**Firstly, it should be noted that legally, to teach at a government school in Thailand, one needs a university degree in order to obtain a work permit. This is not a requirement to teach at some language schools, or for example, to teach staff at a resort. There are also opportunities for non-degree holders in some other countries in SE Asia, and we do have contacts in these countries.**
Right, so that aside, you might have heard some terms referring to age groups, and not known what they are. Here’s a brief break down:
Anuban refers to what we know in the West as Kindergarten.
Pratom (P1 to P6) is primary/junior school, and is from age 7 to 12.
Matayom (M1 to M6) is high/senior school and is from age 13 to 18. From M4, school is not compulsory, but M4-M6 is required in order to get into university.
School is free for Thais at the government ‘temple schools’. These offer very basic facilities, and seldom can they afford foreign teachers.
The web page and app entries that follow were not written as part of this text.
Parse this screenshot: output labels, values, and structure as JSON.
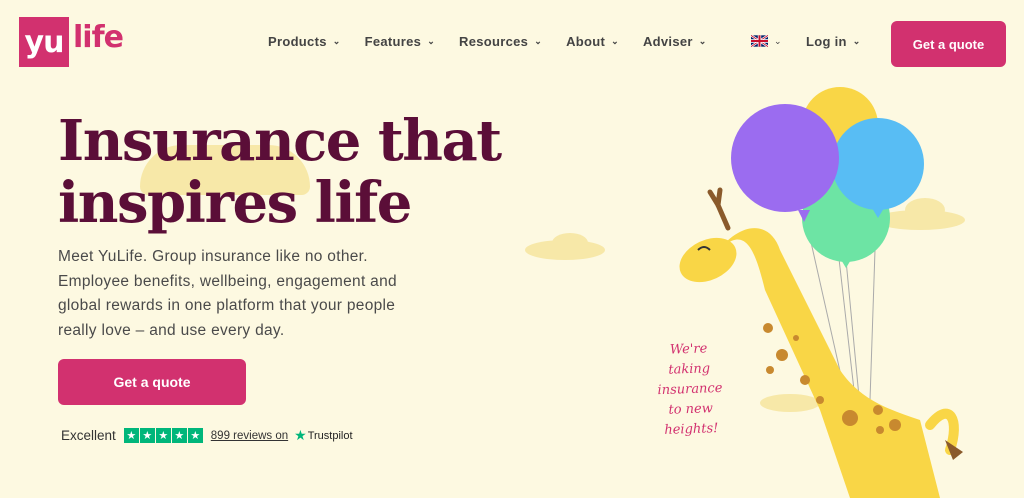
{
  "brand": {
    "logo_left": "yu",
    "logo_right": "life",
    "accent": "#d2316f",
    "title_color": "#5b0e38",
    "background": "#fdf9e1"
  },
  "nav": {
    "items": [
      {
        "label": "Products"
      },
      {
        "label": "Features"
      },
      {
        "label": "Resources"
      },
      {
        "label": "About"
      },
      {
        "label": "Adviser"
      }
    ],
    "language_icon": "uk-flag-icon",
    "login_label": "Log in",
    "cta_label": "Get a quote"
  },
  "hero": {
    "title": "Insurance that inspires life",
    "subtitle": "Meet YuLife. Group insurance like no other. Employee benefits, wellbeing, engagement and global rewards in one platform that your people really love – and use every day.",
    "cta_label": "Get a quote",
    "tagline": "We're taking insurance to new heights!"
  },
  "trustpilot": {
    "rating_label": "Excellent",
    "stars": 5,
    "reviews_text": "899 reviews on",
    "brand": "Trustpilot",
    "star_color": "#00b67a"
  }
}
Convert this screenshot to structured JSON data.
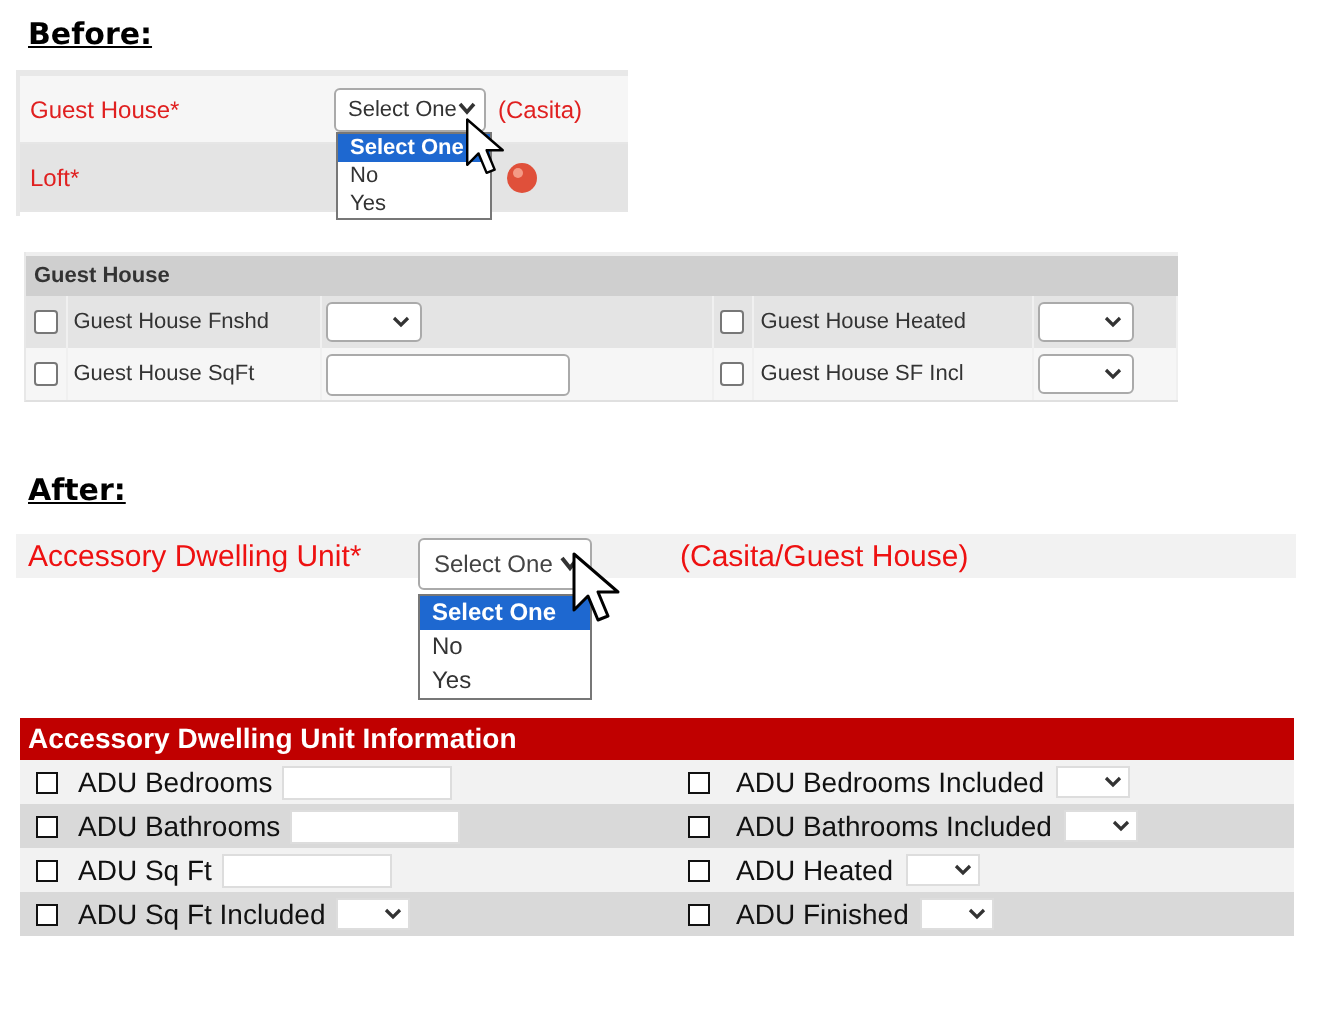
{
  "before": {
    "heading": "Before:",
    "fields": [
      {
        "label": "Guest House*",
        "kind": "select",
        "value": "Select One",
        "note": "(Casita)"
      },
      {
        "label": "Loft*",
        "help": true
      }
    ],
    "dropdown": [
      {
        "label": "Select One",
        "selected": true
      },
      {
        "label": "No",
        "selected": false
      },
      {
        "label": "Yes",
        "selected": false
      }
    ]
  },
  "guest_house": {
    "title": "Guest House",
    "rows": [
      [
        {
          "label": "Guest House Fnshd",
          "checked": false,
          "kind": "select"
        },
        {
          "label": "Guest House Heated",
          "checked": false,
          "kind": "select"
        }
      ],
      [
        {
          "label": "Guest House SqFt",
          "checked": false,
          "kind": "text"
        },
        {
          "label": "Guest House SF Incl",
          "checked": false,
          "kind": "select"
        }
      ]
    ]
  },
  "after": {
    "heading": "After:",
    "field": {
      "label": "Accessory Dwelling Unit*",
      "kind": "select",
      "value": "Select One",
      "note": "(Casita/Guest House)"
    },
    "dropdown": [
      {
        "label": "Select One",
        "selected": true
      },
      {
        "label": "No",
        "selected": false
      },
      {
        "label": "Yes",
        "selected": false
      }
    ]
  },
  "adu_info": {
    "title": "Accessory Dwelling Unit Information",
    "rows": [
      [
        {
          "label": "ADU Bedrooms",
          "checked": false,
          "kind": "text"
        },
        {
          "label": "ADU Bedrooms Included",
          "checked": false,
          "kind": "select"
        }
      ],
      [
        {
          "label": "ADU Bathrooms",
          "checked": false,
          "kind": "text"
        },
        {
          "label": "ADU Bathrooms Included",
          "checked": false,
          "kind": "select"
        }
      ],
      [
        {
          "label": "ADU Sq Ft",
          "checked": false,
          "kind": "text"
        },
        {
          "label": "ADU Heated",
          "checked": false,
          "kind": "select"
        }
      ],
      [
        {
          "label": "ADU Sq Ft Included",
          "checked": false,
          "kind": "select"
        },
        {
          "label": "ADU Finished",
          "checked": false,
          "kind": "select"
        }
      ]
    ]
  }
}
Some do, and such an English teacher would typically find themselves teaching big classes (up to 60 children), and won’t have air-con or many resources. There would usually be internet access.
Thailand also has government and private schools of a higher standard – parents pay in for their children to attend these schools. These can vary a lot with regards to facilities, but will most certainly offer more than temple schools. Lessons are taught in Thai, except, of course, for English as a subject.
English Program (EP) schools: These can be Government or private. What happens here is that ALL subjects are taught in both English and Thai and all classes will have both a foreign and a Thai teacher. Some schools offer both the regular syllabus, as well as the EP syllabus, so parents can pay in extra for their children to attend the English Program. TEFL teachers often find themselves teaching other subjects as well as English at these schools, and Maths and Science teachers are in high demand, so if your degree is based on one of these, you’ll have no problem finding work in an EP school. Facilities in these schools are usually very good.
International Schools: An International School needs to meet certain criteria in order to be accredited by various bodies. One might find a British International School (teaching a UK curriculum) or an American International School (teaching a US curriculum) or even a French, German or Canadian International School for example. These schools represent the schooling system in their respective countries, and so teachers here need to have a PGCE (post graduate certificate of education), Education degree, or equivalent.
Language schools: As the name suggests, these teach only languages. Some teach only English, others, teach Thai (for foreigners), Mandarin, or European languages too. Should you find yourself teaching at a language school, you may be teaching children (after school hours) or adult classes. Adult classes are often not only Thai students, but also Russian, French and other expats who want to improve their English skills. Hours at a language school would be more afternoons, evenings and weekends, with teachers often getting Mondays and Tuesdays off instead of weekends.
Universities: English teachers are often required at Thai universities, for English courses that they run. The level of English would usually (not always!) be of a higher standard, so you’d need to be confident in your grammar skills too.
Teaching in a business such as a resort: Many an English teacher has the dream of teaching at a 5-star resort on a tropical island – yes these jobs DO exist, but they’re not so easy to find! Samui TEFL has placed several teachers at resorts. You’d usually be expected to come up with your own curriculum, which needs to be focussed on the language that the staff members require in order to perform their jobs. The lessons you’d offer to the spa staff would not be the same as to the accounting staff, for example.
There’s also the opportunity to teach corporate staff, usually in Bangkok. English teachers who teach to a very specific field, such as corporate, hospitality or medical, would usually have a background in that field themselves, as they would know the correct terminology and jargon which would apply to the industry.
Online teaching: This is a fast-growing industry, with many teachers choosing to teach online rather than face-to-face. The same techniques apply as with a classroom, but lessons are usually to individuals. There are many websites offering online teaching, with most students being in China. It’s imperative that you still dress professionally, plan lessons, and have a strong internet connection. Pay is between 10-20 USD per hour on average.
So there you have it. The low-down on the type of teaching jobs you’d find in Thailand. If you’d like more info on the course, pop us an email at firstname.lastname@example.org for a detailed info pack.